The survey describes an authoritarian God, who is judgmental and engaged; a benevolent God who is not judgmental but still engaged; a critical God, who is judgmental and angry but not engaged; and a distant God who is non-judgmental and completely removed from worldly issues.
"Ninety-five percent of people believe in God, but they don't agree on what God is like," says Chris Bader, Baylor assistant professor of sociology. Of that 95 percent, 31.4 percent say God is authoritarian; 25 percent say God is benevolent; 23 percent say God is distant; and 16 percent say God is critical.
Further analysis shows these beliefs about the nature of God correlate strongly to a respondent's opinions about political and moral issues, the researchers say. "If I know your type of God, I know all kinds of things about you, " says Paul Froese, another member of the research team and also an assistant professor of sociology.
Someone who believes in a distant God is not likely to be an activist. This person might think about God as a cosmic force who has power over the laws of nature, but does not see God as a being who acts in the world or who has clear opinions about man's activities or world events.
The believer in an authoritarian God is more likely to think that God is angry, highly involved in daily life and world affairs, responsible for global events, and capable of doling out punishment to the unfaithful.
Income and gender figure in as well, Froese says. "The higher your income, the less likely you are to think God is angry. The lower your income, the more likely you are to think God is angry." Meanwhile, women lean more toward a benevolent God while men are more likely to see an authoritarian and critical God.
"One of the most powerful things that the types of God predict are political and moral attitudes," Froese says. "For example, in our survey, only 18 percent of Americans overall think we should abolish the death penalty. However, people who believe in an authoritarian God are less likely to think we should abolish the death penalty while those who believe in a distant God are much more likely to think we should abolish the death penalty."
Help for congregations
Johnson hopes that ongoing religion surveys conducted by this research team will eventually offer help to congregations. "Many of us who do this kind of work publish articles in academic journals that are not accessible to the public, and here, with my colleagues, we have had some serious conversations about how can we begin to help congregations with this research."
The ability to conduct scholarly research within the framework of a Christian university, illustrated by 2012, Baylor's Vision, was one of the factors that made Baylor attractive to both Johnson and Stark.
"When you say, 'We're a Christian university and we want to be a top research university that's also profoundly Christian,' you've got my interest," Johnson says. "That vision was captivating -- the chance to be at a place that's serious about academics and wants to do better all the time but without losing its faith along the way."
Johnson says he and the other researchers not only want to go to churches and give presentations about their research, but they want congregations to ask them questions. "We want to learn from them," he says. "That informs our work. We want people to see Baylor as an academic powerhouse, but we also want them to understand that Baylor is a place that's intentional about helping congregations."

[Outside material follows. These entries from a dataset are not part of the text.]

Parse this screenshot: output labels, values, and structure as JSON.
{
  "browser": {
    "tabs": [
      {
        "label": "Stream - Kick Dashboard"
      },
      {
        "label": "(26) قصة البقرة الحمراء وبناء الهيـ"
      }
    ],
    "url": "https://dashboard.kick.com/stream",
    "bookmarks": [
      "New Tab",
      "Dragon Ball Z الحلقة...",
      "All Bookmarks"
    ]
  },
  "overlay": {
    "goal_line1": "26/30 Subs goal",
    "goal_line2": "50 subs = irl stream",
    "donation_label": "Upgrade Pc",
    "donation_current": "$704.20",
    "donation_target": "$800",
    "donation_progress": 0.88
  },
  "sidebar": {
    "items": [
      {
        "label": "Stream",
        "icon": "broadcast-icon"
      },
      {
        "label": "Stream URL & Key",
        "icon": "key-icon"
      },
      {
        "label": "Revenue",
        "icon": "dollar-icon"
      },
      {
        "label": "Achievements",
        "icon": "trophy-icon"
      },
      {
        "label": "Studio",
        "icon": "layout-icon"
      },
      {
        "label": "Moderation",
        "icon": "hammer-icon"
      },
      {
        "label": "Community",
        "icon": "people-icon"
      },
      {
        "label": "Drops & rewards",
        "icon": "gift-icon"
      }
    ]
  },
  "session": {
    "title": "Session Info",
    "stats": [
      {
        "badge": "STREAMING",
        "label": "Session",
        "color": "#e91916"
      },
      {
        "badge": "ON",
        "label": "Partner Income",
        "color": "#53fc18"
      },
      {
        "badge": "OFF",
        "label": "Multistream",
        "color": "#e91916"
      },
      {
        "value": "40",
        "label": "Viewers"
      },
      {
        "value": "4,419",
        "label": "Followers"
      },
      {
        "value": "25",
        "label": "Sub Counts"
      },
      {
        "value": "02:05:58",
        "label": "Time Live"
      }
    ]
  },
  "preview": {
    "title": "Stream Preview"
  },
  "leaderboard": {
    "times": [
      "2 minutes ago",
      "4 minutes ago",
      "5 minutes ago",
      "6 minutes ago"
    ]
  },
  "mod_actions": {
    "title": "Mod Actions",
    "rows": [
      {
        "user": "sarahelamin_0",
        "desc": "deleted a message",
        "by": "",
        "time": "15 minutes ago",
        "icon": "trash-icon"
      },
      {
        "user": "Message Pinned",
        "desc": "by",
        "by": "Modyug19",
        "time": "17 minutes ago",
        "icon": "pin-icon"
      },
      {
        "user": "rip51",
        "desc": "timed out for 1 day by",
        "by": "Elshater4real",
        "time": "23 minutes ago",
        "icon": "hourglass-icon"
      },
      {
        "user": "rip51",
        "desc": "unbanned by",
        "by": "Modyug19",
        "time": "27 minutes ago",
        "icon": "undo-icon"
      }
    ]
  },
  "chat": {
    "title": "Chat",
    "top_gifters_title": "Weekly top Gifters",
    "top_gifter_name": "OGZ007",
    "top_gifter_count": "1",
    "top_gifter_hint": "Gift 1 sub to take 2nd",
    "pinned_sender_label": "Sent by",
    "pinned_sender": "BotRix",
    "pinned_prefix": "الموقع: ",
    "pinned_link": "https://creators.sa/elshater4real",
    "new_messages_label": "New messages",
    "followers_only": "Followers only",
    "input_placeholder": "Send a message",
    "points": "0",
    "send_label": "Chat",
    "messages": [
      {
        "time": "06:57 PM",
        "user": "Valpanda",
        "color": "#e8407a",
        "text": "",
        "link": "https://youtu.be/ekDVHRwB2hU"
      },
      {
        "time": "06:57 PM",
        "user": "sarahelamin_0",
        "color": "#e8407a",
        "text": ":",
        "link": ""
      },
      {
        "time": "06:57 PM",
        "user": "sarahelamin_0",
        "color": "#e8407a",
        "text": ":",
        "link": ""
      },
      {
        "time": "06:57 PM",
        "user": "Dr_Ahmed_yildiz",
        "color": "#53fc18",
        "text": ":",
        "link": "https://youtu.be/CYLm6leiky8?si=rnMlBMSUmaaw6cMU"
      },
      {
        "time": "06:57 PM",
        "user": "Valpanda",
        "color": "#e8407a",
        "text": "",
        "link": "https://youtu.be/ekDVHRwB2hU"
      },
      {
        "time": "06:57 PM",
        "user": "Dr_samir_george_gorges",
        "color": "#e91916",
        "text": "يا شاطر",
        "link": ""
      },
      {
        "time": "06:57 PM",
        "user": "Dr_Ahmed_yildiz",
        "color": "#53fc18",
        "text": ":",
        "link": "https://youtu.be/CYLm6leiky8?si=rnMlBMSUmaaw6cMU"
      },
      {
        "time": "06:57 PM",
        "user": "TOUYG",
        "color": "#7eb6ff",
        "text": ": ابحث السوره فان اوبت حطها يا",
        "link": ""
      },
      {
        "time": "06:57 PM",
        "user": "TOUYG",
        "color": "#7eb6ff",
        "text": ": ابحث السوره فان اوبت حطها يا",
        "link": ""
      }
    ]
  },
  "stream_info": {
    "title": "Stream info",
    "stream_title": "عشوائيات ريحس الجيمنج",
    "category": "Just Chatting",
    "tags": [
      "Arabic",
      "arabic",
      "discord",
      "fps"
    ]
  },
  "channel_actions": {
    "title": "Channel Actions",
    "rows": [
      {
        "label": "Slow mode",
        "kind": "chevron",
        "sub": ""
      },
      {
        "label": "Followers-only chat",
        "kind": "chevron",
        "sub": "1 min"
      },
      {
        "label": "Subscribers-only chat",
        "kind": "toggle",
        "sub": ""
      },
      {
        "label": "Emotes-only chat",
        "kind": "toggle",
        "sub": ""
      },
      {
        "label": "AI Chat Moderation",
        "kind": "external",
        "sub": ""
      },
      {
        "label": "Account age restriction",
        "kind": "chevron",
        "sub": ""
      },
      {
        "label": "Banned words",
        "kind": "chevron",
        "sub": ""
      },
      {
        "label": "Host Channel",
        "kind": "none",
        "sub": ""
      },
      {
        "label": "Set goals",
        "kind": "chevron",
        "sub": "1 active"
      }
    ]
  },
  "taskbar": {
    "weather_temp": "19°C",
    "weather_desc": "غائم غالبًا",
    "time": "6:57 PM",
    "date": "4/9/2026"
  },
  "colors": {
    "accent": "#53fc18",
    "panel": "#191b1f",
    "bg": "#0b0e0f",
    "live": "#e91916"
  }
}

The figures that have been released are only some of the results the survey yielded. Researchers are still going through a treasure trove of data and expect to report new findings in coming months. They are also planning for the second wave of the survey, which will go into the field in fall of 2007 with a variety of new questions. They intend to release a new religion survey every two years, says Johnson, using the first one as a benchmark.
"I have a feeling that in the future the Baylor survey will be very much anticipated on a national and international level. We have set a precedent. In two years, people will begin to ask, where's that Baylor religion survey?"